▶ **Data for the task**
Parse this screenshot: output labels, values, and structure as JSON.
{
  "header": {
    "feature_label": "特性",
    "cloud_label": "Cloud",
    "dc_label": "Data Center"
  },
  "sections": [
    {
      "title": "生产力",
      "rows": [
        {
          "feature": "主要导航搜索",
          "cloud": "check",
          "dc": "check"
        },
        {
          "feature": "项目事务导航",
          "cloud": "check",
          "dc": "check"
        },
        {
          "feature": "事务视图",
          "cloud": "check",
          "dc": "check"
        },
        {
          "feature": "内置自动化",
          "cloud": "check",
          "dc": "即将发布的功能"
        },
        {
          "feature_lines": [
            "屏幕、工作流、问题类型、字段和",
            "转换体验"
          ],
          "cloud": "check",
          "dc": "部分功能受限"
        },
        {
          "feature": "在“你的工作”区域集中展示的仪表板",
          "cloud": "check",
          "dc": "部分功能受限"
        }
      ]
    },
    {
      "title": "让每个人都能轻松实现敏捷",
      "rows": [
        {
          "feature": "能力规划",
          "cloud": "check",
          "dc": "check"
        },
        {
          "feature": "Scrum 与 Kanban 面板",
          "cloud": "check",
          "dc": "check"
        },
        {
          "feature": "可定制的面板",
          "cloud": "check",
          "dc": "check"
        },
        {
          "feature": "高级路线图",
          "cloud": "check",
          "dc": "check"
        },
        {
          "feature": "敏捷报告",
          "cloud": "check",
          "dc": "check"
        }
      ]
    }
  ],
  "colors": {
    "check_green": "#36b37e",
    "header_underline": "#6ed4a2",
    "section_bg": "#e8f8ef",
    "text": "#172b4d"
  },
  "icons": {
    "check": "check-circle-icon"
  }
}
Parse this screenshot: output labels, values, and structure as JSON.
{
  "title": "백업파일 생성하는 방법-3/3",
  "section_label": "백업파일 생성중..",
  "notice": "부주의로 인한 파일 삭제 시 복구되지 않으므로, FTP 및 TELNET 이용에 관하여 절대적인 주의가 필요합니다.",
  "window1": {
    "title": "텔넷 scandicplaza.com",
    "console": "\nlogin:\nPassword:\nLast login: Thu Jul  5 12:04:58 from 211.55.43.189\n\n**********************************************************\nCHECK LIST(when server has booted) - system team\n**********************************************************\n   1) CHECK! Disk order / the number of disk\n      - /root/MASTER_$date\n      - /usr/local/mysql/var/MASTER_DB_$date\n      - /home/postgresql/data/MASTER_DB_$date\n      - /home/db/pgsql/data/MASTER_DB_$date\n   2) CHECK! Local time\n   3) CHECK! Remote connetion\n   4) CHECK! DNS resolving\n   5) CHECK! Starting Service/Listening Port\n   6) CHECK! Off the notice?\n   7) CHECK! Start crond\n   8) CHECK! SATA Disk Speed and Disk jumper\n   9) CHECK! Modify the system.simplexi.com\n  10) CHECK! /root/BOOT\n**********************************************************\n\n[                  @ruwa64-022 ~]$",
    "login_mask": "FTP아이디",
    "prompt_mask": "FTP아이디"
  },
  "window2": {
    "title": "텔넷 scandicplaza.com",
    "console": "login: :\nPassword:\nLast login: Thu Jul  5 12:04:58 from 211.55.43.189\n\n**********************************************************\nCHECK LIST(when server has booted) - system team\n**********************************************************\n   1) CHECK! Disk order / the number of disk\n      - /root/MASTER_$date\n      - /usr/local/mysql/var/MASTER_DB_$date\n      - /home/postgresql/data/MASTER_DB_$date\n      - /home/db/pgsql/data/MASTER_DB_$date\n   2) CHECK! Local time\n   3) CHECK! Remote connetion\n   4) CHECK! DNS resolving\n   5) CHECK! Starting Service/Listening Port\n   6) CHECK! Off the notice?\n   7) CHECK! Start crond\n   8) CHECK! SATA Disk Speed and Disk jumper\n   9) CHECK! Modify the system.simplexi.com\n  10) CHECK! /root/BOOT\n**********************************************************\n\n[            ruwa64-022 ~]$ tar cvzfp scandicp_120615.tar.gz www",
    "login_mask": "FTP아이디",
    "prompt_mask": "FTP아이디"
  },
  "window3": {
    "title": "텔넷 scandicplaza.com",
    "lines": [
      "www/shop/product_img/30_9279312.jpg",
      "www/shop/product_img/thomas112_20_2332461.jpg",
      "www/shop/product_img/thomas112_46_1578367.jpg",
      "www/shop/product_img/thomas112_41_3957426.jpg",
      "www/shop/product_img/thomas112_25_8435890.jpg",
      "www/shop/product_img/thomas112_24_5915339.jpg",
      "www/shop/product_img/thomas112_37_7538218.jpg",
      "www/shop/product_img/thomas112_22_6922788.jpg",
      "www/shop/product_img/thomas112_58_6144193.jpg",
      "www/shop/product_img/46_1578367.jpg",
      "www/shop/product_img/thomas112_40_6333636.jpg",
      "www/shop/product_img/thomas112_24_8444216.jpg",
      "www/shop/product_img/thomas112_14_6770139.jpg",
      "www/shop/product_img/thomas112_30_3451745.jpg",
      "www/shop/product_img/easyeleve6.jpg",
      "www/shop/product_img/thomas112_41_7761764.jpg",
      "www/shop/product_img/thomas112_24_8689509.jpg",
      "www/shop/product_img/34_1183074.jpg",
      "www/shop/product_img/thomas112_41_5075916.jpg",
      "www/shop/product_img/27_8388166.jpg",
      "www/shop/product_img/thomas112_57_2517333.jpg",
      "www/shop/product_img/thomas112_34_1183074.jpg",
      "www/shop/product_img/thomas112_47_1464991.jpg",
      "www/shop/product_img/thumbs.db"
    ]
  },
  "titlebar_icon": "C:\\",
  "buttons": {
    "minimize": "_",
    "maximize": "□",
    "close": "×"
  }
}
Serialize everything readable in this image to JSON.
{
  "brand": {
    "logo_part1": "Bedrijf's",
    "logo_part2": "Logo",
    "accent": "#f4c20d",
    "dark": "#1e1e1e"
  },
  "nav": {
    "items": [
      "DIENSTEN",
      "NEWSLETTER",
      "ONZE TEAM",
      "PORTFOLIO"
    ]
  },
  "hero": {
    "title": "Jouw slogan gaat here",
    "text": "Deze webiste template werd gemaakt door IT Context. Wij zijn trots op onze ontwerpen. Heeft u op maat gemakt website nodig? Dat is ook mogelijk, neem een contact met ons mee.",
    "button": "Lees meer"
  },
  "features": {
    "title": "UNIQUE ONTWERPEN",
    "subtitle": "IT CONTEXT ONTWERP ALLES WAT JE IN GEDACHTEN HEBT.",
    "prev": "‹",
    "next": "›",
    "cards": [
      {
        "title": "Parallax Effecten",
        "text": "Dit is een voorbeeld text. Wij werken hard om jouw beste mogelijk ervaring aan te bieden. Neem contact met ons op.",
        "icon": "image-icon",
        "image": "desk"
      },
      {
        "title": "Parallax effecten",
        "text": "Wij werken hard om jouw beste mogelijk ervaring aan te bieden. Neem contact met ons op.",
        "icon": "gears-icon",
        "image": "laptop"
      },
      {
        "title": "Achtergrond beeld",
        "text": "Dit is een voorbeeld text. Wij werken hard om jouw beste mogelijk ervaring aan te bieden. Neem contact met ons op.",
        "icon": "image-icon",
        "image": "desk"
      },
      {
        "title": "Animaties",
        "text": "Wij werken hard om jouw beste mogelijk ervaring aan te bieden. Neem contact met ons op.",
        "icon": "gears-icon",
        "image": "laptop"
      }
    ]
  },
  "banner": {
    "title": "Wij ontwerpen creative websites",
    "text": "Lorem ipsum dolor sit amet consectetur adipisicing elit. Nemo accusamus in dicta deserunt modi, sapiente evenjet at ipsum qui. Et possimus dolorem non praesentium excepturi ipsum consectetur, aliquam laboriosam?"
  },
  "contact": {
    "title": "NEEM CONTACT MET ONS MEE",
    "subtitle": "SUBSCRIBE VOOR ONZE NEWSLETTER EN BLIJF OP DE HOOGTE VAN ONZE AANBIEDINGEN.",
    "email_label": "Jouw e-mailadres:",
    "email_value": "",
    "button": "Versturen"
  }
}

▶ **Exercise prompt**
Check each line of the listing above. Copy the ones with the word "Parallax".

▶ **Response area**
        "title": "Parallax Effecten",
        "title": "Parallax effecten",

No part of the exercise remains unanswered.